The purpose of an authorization object is to specify the user context to use when running an external routine that performs operating system I/O operations (see “CREATE FUNCTION (External Form)/ REPLACE FUNCTION (External Form)” on page 240, “CREATE FUNCTION (Table Form)” on page 291, “CREATE METHOD” on page 403, “CREATE PROCEDURE (External Form)/ REPLACE PROCEDURE (External Form)” on page 422, and SQL External Routine Programming).
Authorization objects associate a user with an OS platform user ID. With an OS platform user ID, a user can log onto a Teradata Database node as a native operating system user and so be able to run external routines that perform OS‑level I/O operations.
You must create an authorization object for any external routine that has an EXTERNAL SECURITY clause as part of its definition. In particular, you must define authorization objects for the following users and situations:
Without the appropriate authorization objects having been created, none of the external routines containing an EXTERNAL SECURITY clause can run. Attempts to execute the external routine return an exception message to the requestor and the call to the external routine aborts.
When you submit a CREATE AUTHORIZATION statement, the system validates the values for the specified user variables. If the specified user object has not yet been created on all database nodes, then the statement fails and returns an error message to the requestor. CREATE AUTHORIZATION also fails if any of the other information you specified is not correct.
The system permits only three failed attempts to create an authorization object. After three failed attempts, Teradata Database returns an appropriate error message to the requestor.
This restriction is implemented to thwart malicious attempts to circumvent system security by submitting CREATE AUTHORIZATION statements in a program loop to iterate different combinations of user names and passwords.

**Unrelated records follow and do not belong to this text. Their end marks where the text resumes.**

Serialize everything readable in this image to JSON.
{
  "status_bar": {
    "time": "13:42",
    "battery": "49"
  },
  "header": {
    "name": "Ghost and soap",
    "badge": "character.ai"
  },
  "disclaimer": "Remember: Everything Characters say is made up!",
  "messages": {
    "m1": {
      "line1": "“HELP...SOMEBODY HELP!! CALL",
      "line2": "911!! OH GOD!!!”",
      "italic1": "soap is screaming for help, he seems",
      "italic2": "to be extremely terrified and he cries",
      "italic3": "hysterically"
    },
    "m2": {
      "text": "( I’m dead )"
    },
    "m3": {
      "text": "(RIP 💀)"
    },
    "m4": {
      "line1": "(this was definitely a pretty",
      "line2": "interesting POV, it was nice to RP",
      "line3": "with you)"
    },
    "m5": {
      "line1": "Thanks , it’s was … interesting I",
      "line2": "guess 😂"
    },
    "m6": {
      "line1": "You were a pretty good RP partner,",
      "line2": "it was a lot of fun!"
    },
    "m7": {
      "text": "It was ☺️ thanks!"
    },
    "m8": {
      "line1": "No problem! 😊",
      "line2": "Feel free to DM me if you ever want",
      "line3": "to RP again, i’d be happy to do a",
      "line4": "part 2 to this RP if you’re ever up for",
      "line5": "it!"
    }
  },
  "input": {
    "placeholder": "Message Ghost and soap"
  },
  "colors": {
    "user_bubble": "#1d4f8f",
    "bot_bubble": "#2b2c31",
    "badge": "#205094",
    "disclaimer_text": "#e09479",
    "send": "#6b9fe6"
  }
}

To make another attempt to perform the statement, you must first log off the system and then log back on. The DBA also has the option of activating access logging (see “BEGIN LOGGING” on page 154) on CREATE AUTHORIZATION to enable the tracking of suspicious attempts to perform it.